White House makes final push to streamline federal hiring
- By Chase Gunter
- Nov 03, 2016
White House officials want federal agencies to make better use of the hiring authorities at their disposal.
On Nov. 3, Office of Management and Budget Director Shaun Donovan and Office of Personnel Management Acting Director Beth Cobert sent a memo to agency heads that encourages "the adoption of practical solutions that have been proven...to tackle the most common barriers agencies face in the federal hiring process."
In the memo, with the subject line "Institutionalizing Hiring Excellence to Achieve Mission Outcomes," Donovan and Cobert specify three critical objectives and corresponding best practices for achieving those goals, along with a timeline for implementation.
The first objective is for agencies to strengthen the collaboration between hiring managers and human resources teams and to clearly define each group's responsibilities in the hiring process.
Margot Conrad, director of education and outreach at the Partnership for Public Service, said developing an official process that prioritizes HR as a critical strategic consultant and partner for hiring managers entails a substantial cultural change.
"The time you put into it on the front end is ultimately going to have significant benefits on the back end," she told FCW.
The second objective is to focus on workforce planning and strategic recruitment through data-driven decision-making and outreach.
Success in that area will require making sure agencies know what tools are available to them. According to a recent Government Accountability Office report, federal agencies used just 20 of the 105 available hiring authorities for 91 percent of new hires in fiscal 2014.
Additionally, the report states that 40 percent of federal managers are not actively involved in workforce recruiting.
Conrad said reaching out to communities through social media, traveling and building relationships over time are essential to attracting diverse, talented employees.
"There's a lot that agencies can be doing in terms of branding and marketing and messaging as ways they reach out to talent sources," she said. "Recruiting for a position can't just be posting it on USAJobs."
Making a bad hiring decision can be costly, and the GAO report states that almost 20 percent of federal managers rated their hiring questionnaires as poor at assessing candidates.
To assist agencies, OPM will provide training sessions for HR departments and hold forums to solicit feedback from CIOs, chief financial officers and chief acquisition officers.
OPM also plans to send hiring data to agencies by Nov. 14 to show them where they can improve and is asking each agency to identify three practices it plans to prioritize.
However, Conrad said that requirement might not go far enough.
Agencies "frankly should already be doing all of these things to make sure they're strategically hiring the next generation," she said. "You can't really cherry-pick and say you're going to focus on one or two steps of the process.... It's something that needs to be looked at holistically."
She would like to see the next administration build on the progress that has been made so far and continue to reduce barriers to hiring interns and others interested in government employment.

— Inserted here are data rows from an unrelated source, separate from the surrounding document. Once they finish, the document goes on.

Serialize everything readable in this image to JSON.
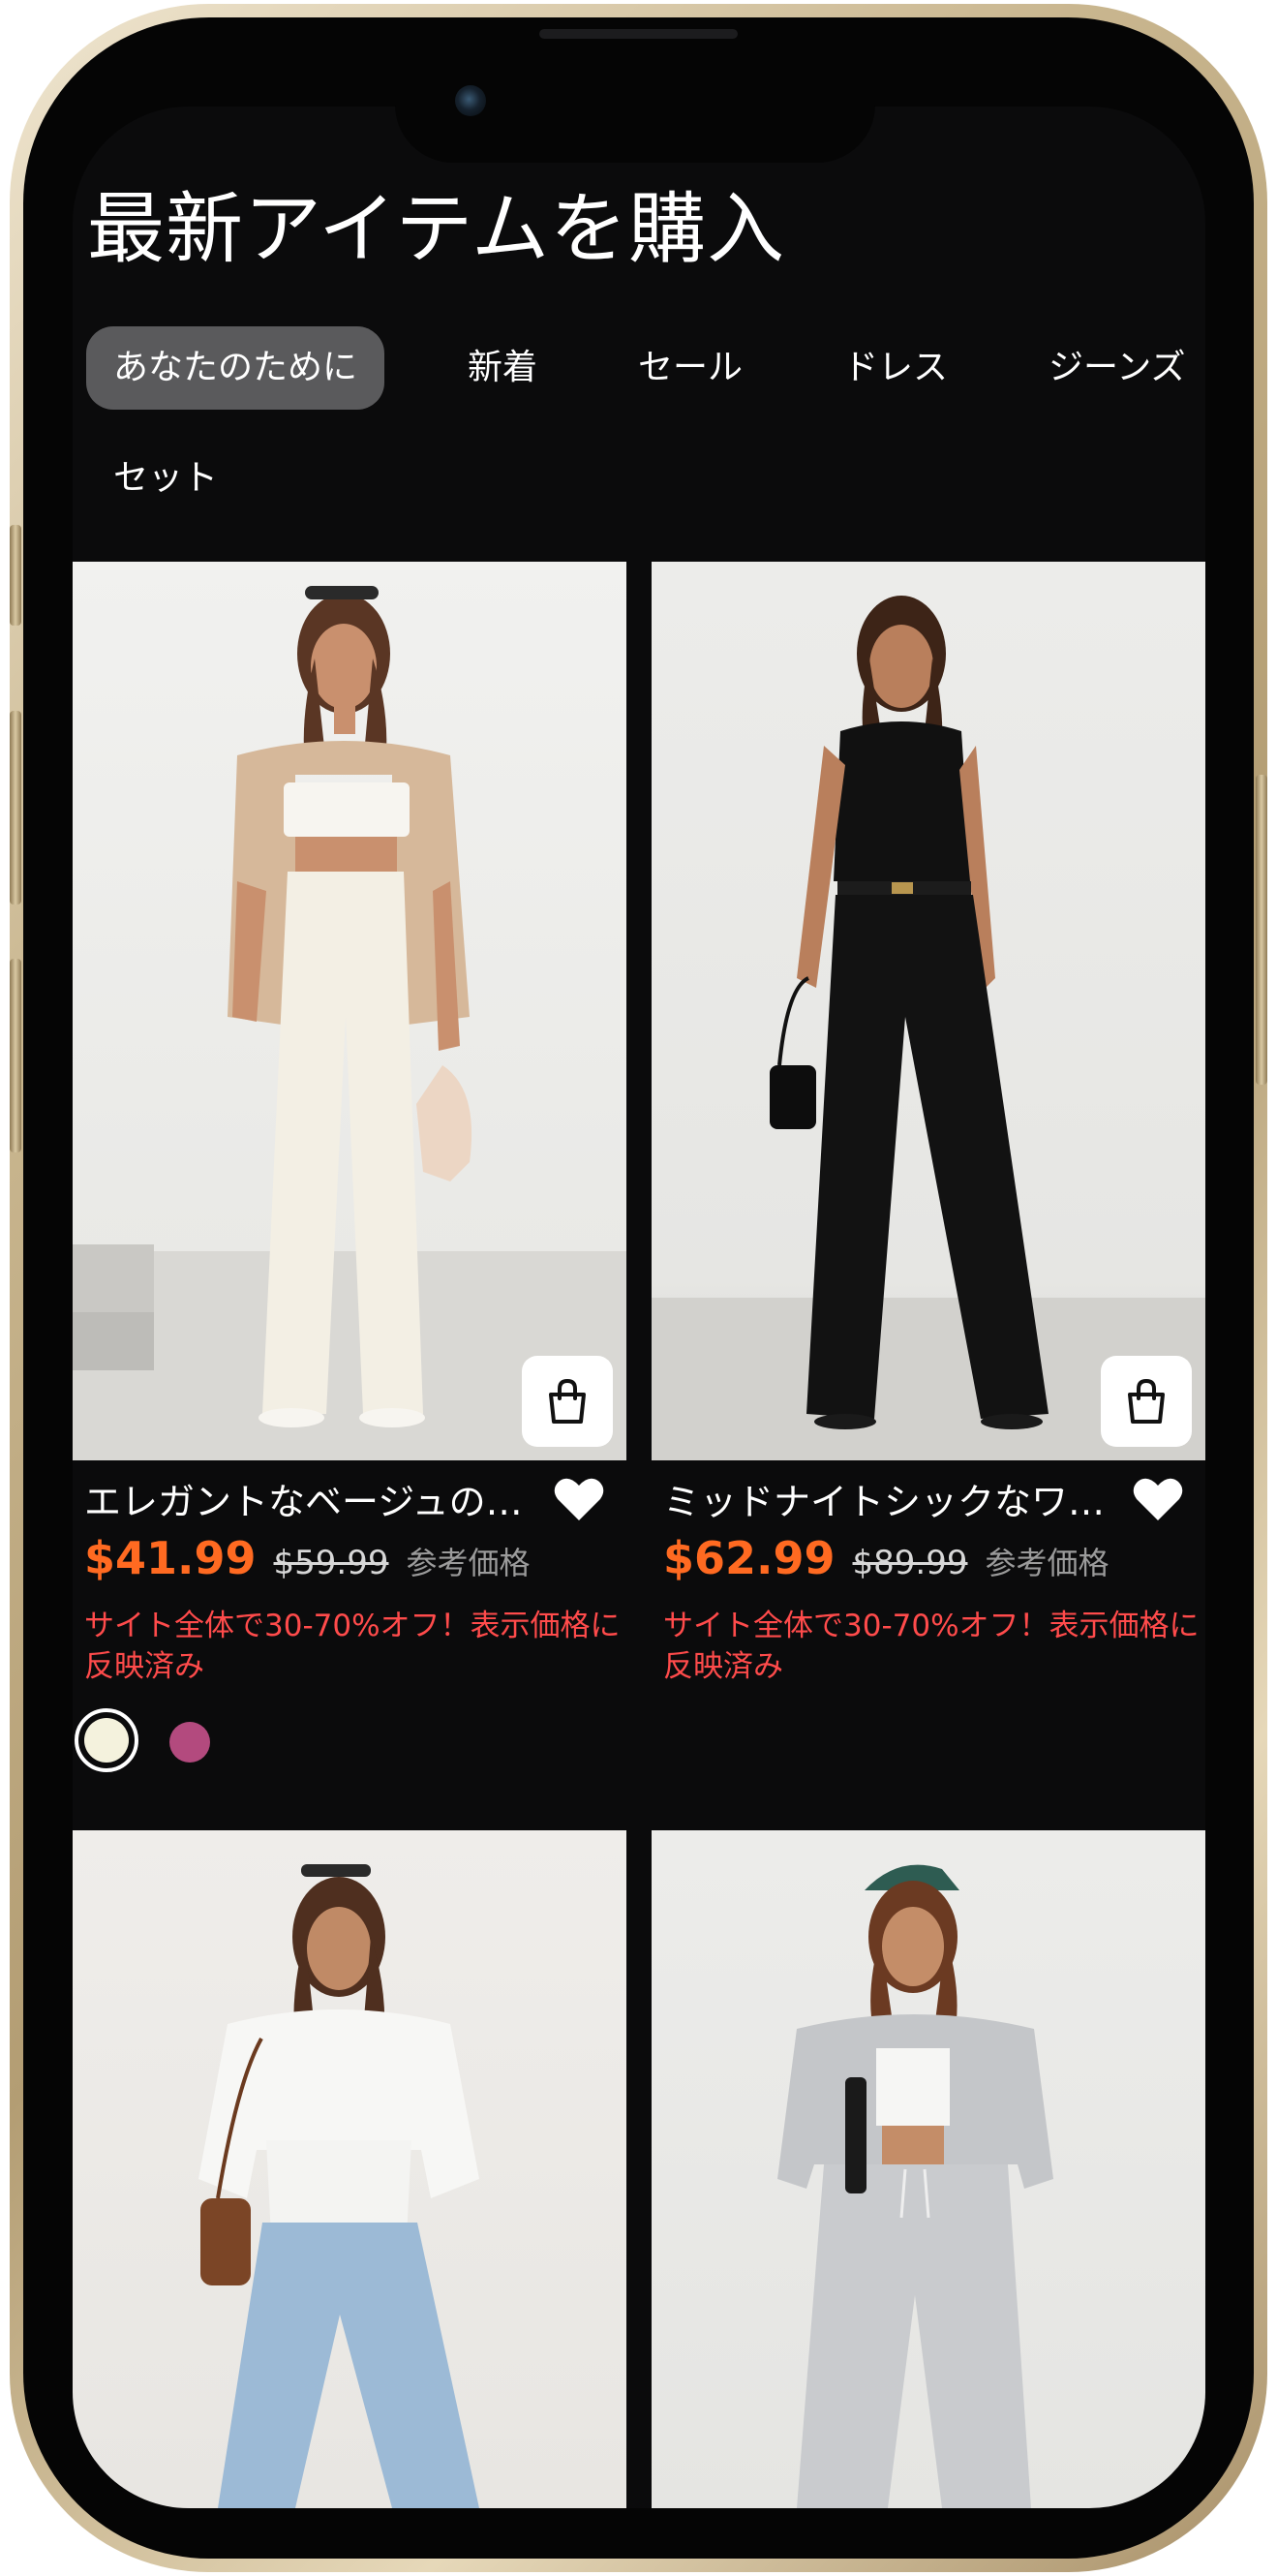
{
  "page_title": "最新アイテムを購入",
  "tabs": [
    {
      "label": "あなたのために",
      "active": true
    },
    {
      "label": "新着",
      "active": false
    },
    {
      "label": "セール",
      "active": false
    },
    {
      "label": "ドレス",
      "active": false
    },
    {
      "label": "ジーンズ",
      "active": false
    },
    {
      "label": "セット",
      "active": false
    }
  ],
  "products": [
    {
      "name": "エレガントなベージュの…",
      "price": "$41.99",
      "old_price": "$59.99",
      "ref_label": "参考価格",
      "promo": "サイト全体で30-70%オフ！表示価格に反映済み",
      "swatches": [
        "#f4f2dd",
        "#b34a7e"
      ]
    },
    {
      "name": "ミッドナイトシックなワ…",
      "price": "$62.99",
      "old_price": "$89.99",
      "ref_label": "参考価格",
      "promo": "サイト全体で30-70%オフ！表示価格に反映済み",
      "swatches": []
    },
    {
      "name": "",
      "price": "",
      "old_price": "",
      "ref_label": "",
      "promo": ""
    },
    {
      "name": "",
      "price": "",
      "old_price": "",
      "ref_label": "",
      "promo": ""
    }
  ],
  "colors": {
    "background": "#0b0b0c",
    "price": "#ff6a21",
    "promo": "#ff4b4b",
    "active_tab": "#5a5a5c"
  },
  "icons": [
    "shopping-bag-icon",
    "heart-icon"
  ]
}
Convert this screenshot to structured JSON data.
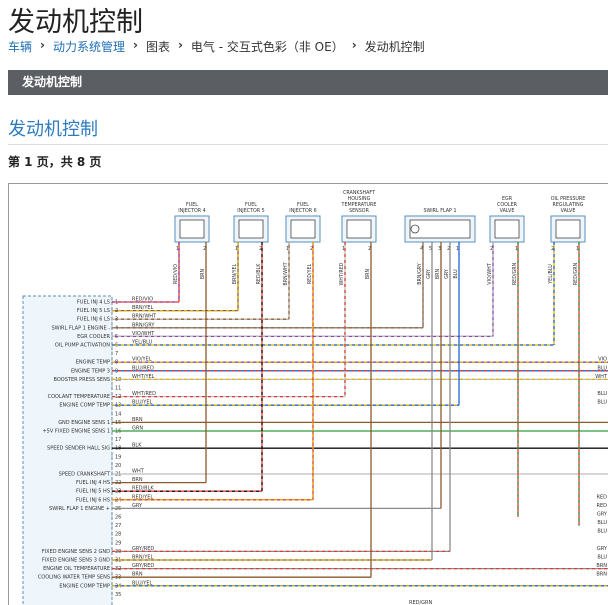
{
  "page": {
    "title": "发动机控制",
    "breadcrumb": [
      "车辆",
      "动力系统管理",
      "图表",
      "电气 - 交互式色彩（非 OE）",
      "发动机控制"
    ],
    "section_bar": "发动机控制",
    "heading": "发动机控制",
    "pager": "第 1 页，共 8 页"
  },
  "diagram": {
    "components": [
      {
        "name": "FUEL INJECTOR 4",
        "lines": [
          "FUEL",
          "INJECTOR 4"
        ],
        "pins": [
          "1",
          "2"
        ],
        "wires": [
          "RED/VIO",
          "BRN"
        ]
      },
      {
        "name": "FUEL INJECTOR 5",
        "lines": [
          "FUEL",
          "INJECTOR 5"
        ],
        "pins": [
          "1",
          "2"
        ],
        "wires": [
          "BRN/YEL",
          "RED/BLK"
        ]
      },
      {
        "name": "FUEL INJECTOR 6",
        "lines": [
          "FUEL",
          "INJECTOR 6"
        ],
        "pins": [
          "1",
          "2"
        ],
        "wires": [
          "BRN/WHT",
          "RED/YEL"
        ]
      },
      {
        "name": "CRANKSHAFT HOUSING TEMPERATURE SENSOR",
        "lines": [
          "CRANKSHAFT",
          "HOUSING",
          "TEMPERATURE",
          "SENSOR"
        ],
        "pins": [
          "1",
          "2"
        ],
        "wires": [
          "WHT/RED",
          "BRN"
        ]
      },
      {
        "name": "SWIRL FLAP 1",
        "lines": [
          "SWIRL FLAP 1"
        ],
        "pins": [
          "4",
          "5",
          "3",
          "2",
          "1"
        ],
        "wires": [
          "BRN/GRY",
          "GRY",
          "BRN",
          "GRY",
          "BLU"
        ]
      },
      {
        "name": "EGR COOLER VALVE",
        "lines": [
          "EGR",
          "COOLER",
          "VALVE"
        ],
        "pins": [
          "2",
          "1"
        ],
        "wires": [
          "VIO/WHT",
          "RED/GRN"
        ]
      },
      {
        "name": "OIL PRESSURE REGULATING VALVE",
        "lines": [
          "OIL PRESSURE",
          "REGULATING",
          "VALVE"
        ],
        "pins": [
          "2",
          "1"
        ],
        "wires": [
          "YEL/BLU",
          "RED/GRN"
        ]
      }
    ],
    "ecm_rows": [
      {
        "pin": "1",
        "func": "FUEL INJ 4 LS",
        "wire": "RED/VIO"
      },
      {
        "pin": "2",
        "func": "FUEL INJ 5 LS",
        "wire": "BRN/YEL"
      },
      {
        "pin": "3",
        "func": "FUEL INJ 6 LS",
        "wire": "BRN/WHT"
      },
      {
        "pin": "4",
        "func": "SWIRL FLAP 1 ENGINE -",
        "wire": "BRN/GRY"
      },
      {
        "pin": "5",
        "func": "EGR COOLER",
        "wire": "VIO/WHT"
      },
      {
        "pin": "6",
        "func": "OIL PUMP ACTIVATION",
        "wire": "YEL/BLU"
      },
      {
        "pin": "7",
        "func": "",
        "wire": ""
      },
      {
        "pin": "8",
        "func": "ENGINE TEMP",
        "wire": "VIO/YEL"
      },
      {
        "pin": "9",
        "func": "ENGINE TEMP 3",
        "wire": "BLU/RED"
      },
      {
        "pin": "10",
        "func": "BOOSTER PRESS SENS",
        "wire": "WHT/YEL"
      },
      {
        "pin": "11",
        "func": "",
        "wire": ""
      },
      {
        "pin": "12",
        "func": "COOLANT TEMPERATURE",
        "wire": "WHT/RED"
      },
      {
        "pin": "13",
        "func": "ENGINE COMP TEMP",
        "wire": "BLU/YEL"
      },
      {
        "pin": "14",
        "func": "",
        "wire": ""
      },
      {
        "pin": "15",
        "func": "GND ENGINE SENS 1",
        "wire": "BRN"
      },
      {
        "pin": "16",
        "func": "+5V FIXED ENGINE SENS 1",
        "wire": "GRN"
      },
      {
        "pin": "17",
        "func": "",
        "wire": ""
      },
      {
        "pin": "18",
        "func": "SPEED SENDER HALL SIG",
        "wire": "BLK"
      },
      {
        "pin": "19",
        "func": "",
        "wire": ""
      },
      {
        "pin": "20",
        "func": "",
        "wire": ""
      },
      {
        "pin": "21",
        "func": "SPEED CRANKSHAFT",
        "wire": "WHT"
      },
      {
        "pin": "22",
        "func": "FUEL INJ 4 HS",
        "wire": "BRN"
      },
      {
        "pin": "23",
        "func": "FUEL INJ 5 HS",
        "wire": "RED/BLK"
      },
      {
        "pin": "24",
        "func": "FUEL INJ 6 HS",
        "wire": "RED/YEL"
      },
      {
        "pin": "25",
        "func": "SWIRL FLAP 1 ENGINE +",
        "wire": "GRY"
      },
      {
        "pin": "26",
        "func": "",
        "wire": ""
      },
      {
        "pin": "27",
        "func": "",
        "wire": ""
      },
      {
        "pin": "28",
        "func": "",
        "wire": ""
      },
      {
        "pin": "29",
        "func": "",
        "wire": ""
      },
      {
        "pin": "30",
        "func": "FIXED ENGINE SENS 2 GND",
        "wire": "GRY/RED"
      },
      {
        "pin": "31",
        "func": "FIXED ENGINE SENS 3 GND",
        "wire": "BRN/YEL"
      },
      {
        "pin": "32",
        "func": "ENGINE OIL TEMPERATURE",
        "wire": "GRY/RED"
      },
      {
        "pin": "33",
        "func": "COOLING WATER TEMP SENS",
        "wire": "BRN"
      },
      {
        "pin": "34",
        "func": "ENGINE COMP TEMP",
        "wire": "BLU/YEL"
      },
      {
        "pin": "35",
        "func": "",
        "wire": ""
      }
    ],
    "right_edge_labels": [
      {
        "row": 8,
        "text": "VIO"
      },
      {
        "row": 9,
        "text": "BLU"
      },
      {
        "row": 10,
        "text": "WHT"
      },
      {
        "row": 12,
        "text": "BLU"
      },
      {
        "row": 13,
        "text": "BLU"
      },
      {
        "row": 24,
        "text": "RED"
      },
      {
        "row": 25,
        "text": "RED"
      },
      {
        "row": 26,
        "text": "GRY"
      },
      {
        "row": 27,
        "text": "BLU"
      },
      {
        "row": 28,
        "text": "BLU"
      },
      {
        "row": 30,
        "text": "GRY"
      },
      {
        "row": 31,
        "text": "BLU"
      },
      {
        "row": 32,
        "text": "BRN"
      },
      {
        "row": 33,
        "text": "BRN"
      }
    ],
    "bottom_label": "RED/GRN",
    "colors": {
      "RED": "#e53935",
      "BRN": "#8d5a2b",
      "YEL": "#d9b500",
      "WHT": "#bdbdbd",
      "VIO": "#8e44ad",
      "GRY": "#8a8a8a",
      "BLU": "#1e63d6",
      "GRN": "#2e9e3a",
      "BLK": "#111111",
      "frame": "#5a8fb8"
    }
  }
}
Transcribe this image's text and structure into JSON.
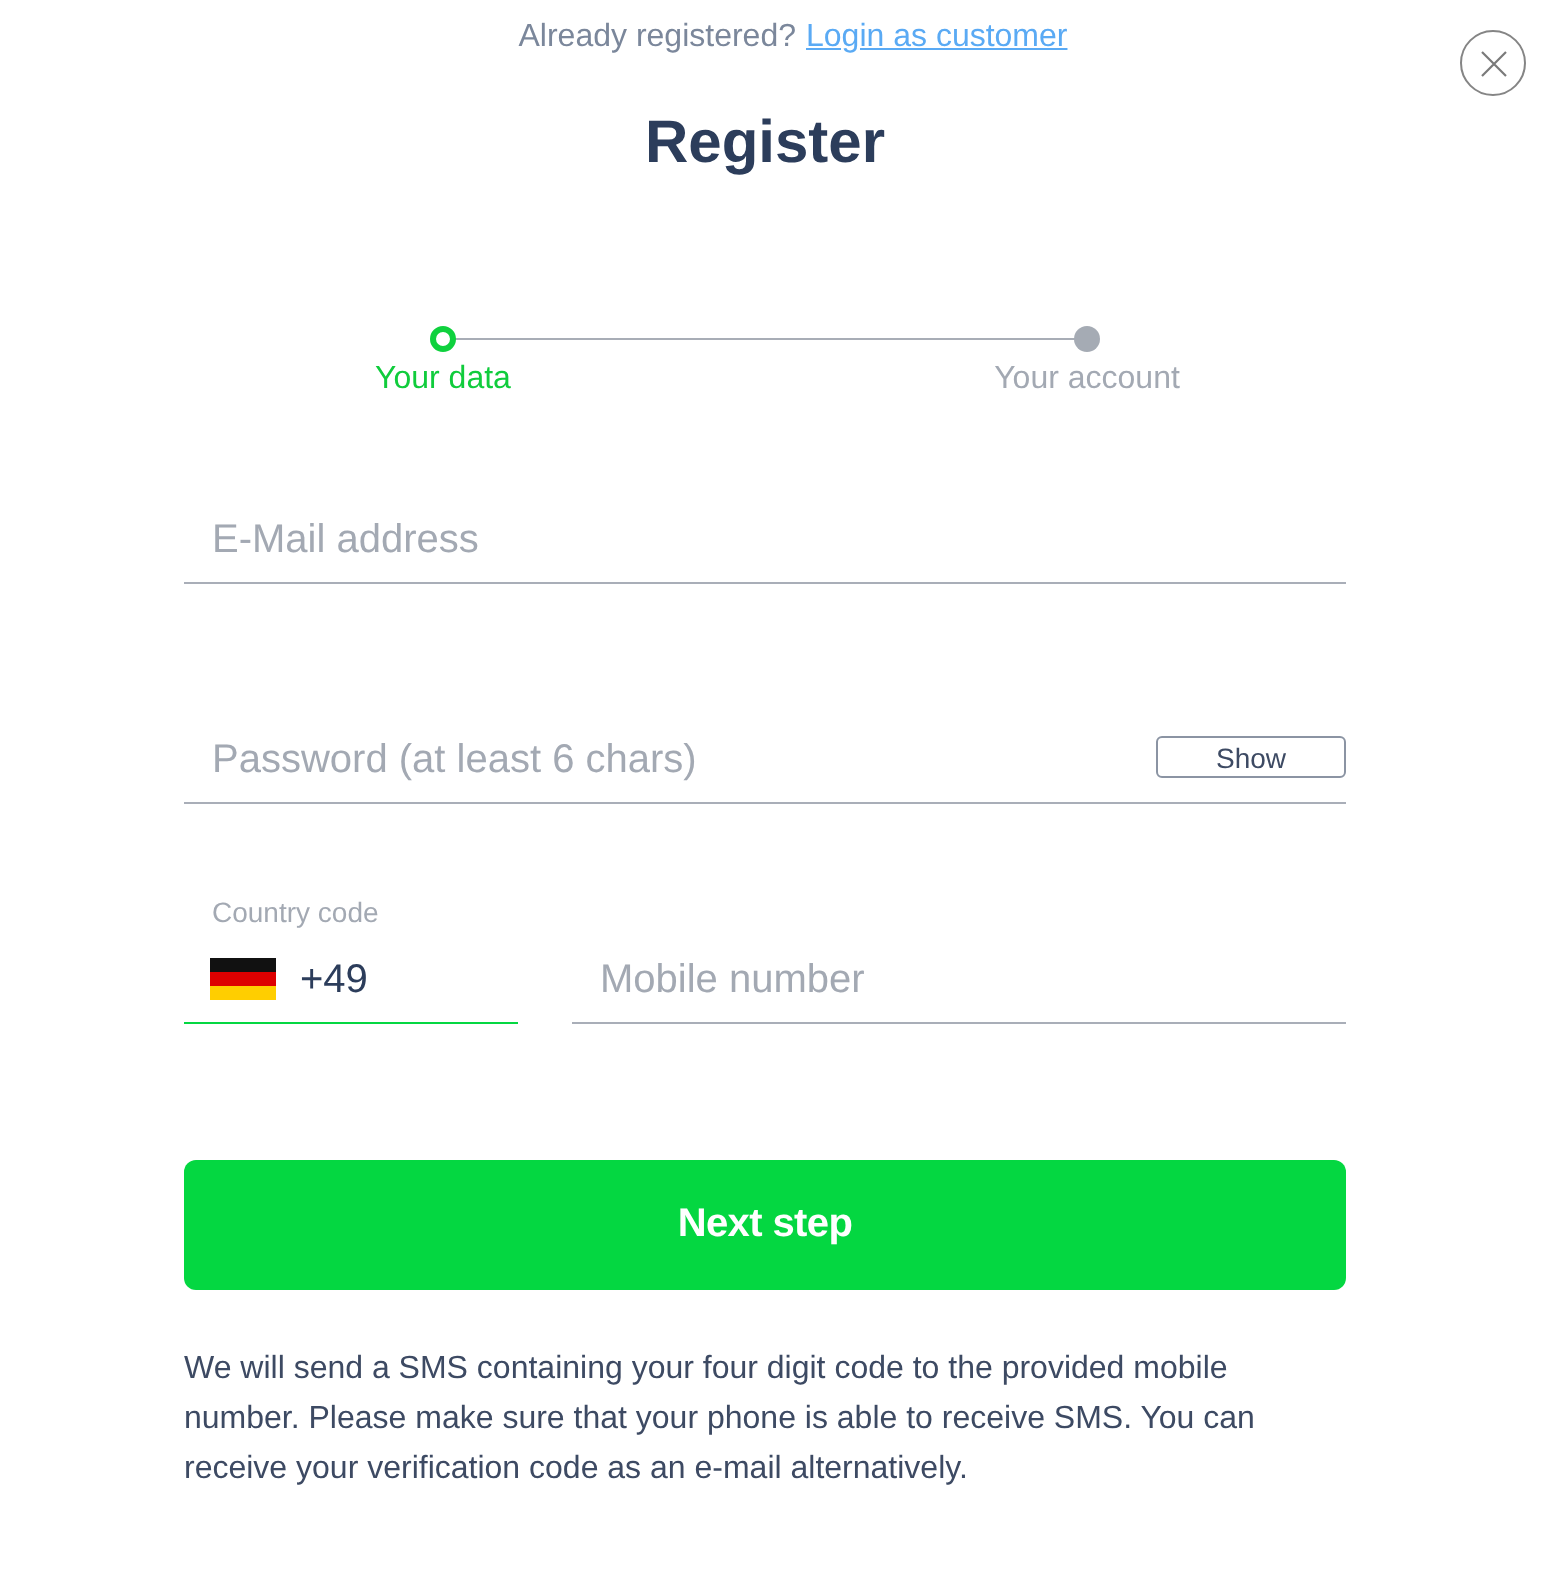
{
  "header": {
    "prompt": "Already registered?",
    "link": "Login as customer"
  },
  "title": "Register",
  "stepper": {
    "steps": [
      {
        "label": "Your data",
        "selected": true
      },
      {
        "label": "Your account",
        "selected": false
      }
    ]
  },
  "form": {
    "email": {
      "placeholder": "E-Mail address",
      "focused": false
    },
    "password": {
      "placeholder": "Password (at least 6 chars)",
      "toggle": "Show",
      "focused": false
    },
    "country_code": {
      "label": "Country code",
      "value": "+49",
      "focused": true
    },
    "mobile": {
      "placeholder": "Mobile number",
      "focused": false
    }
  },
  "submit": "Next step",
  "note": "We will send a SMS containing your four digit code to the provided mobile number. Please make sure that your phone is able to receive SMS. You can receive your verification code as an e-mail alternatively."
}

"Regardless of who's in the White House, these are the right steps that agencies should be taking and agencies should be focusing on," Conrad said.
Chase Gunter is a staff writer covering civilian agencies, workforce issues, health IT, open data and innovation.
Prior to joining FCW, Gunter reported for the C-Ville Weekly in Charlottesville, Va., and served as a college sports beat writer for the South Boston (Va.) News and Record. He started at FCW as an editorial fellow before joining the team full-time as a reporter.
Gunter is a graduate of the University of Virginia, where his emphases were English, history and media studies.
Click here for previous articles by Gunter, or connect with him on Twitter: @WChaseGunter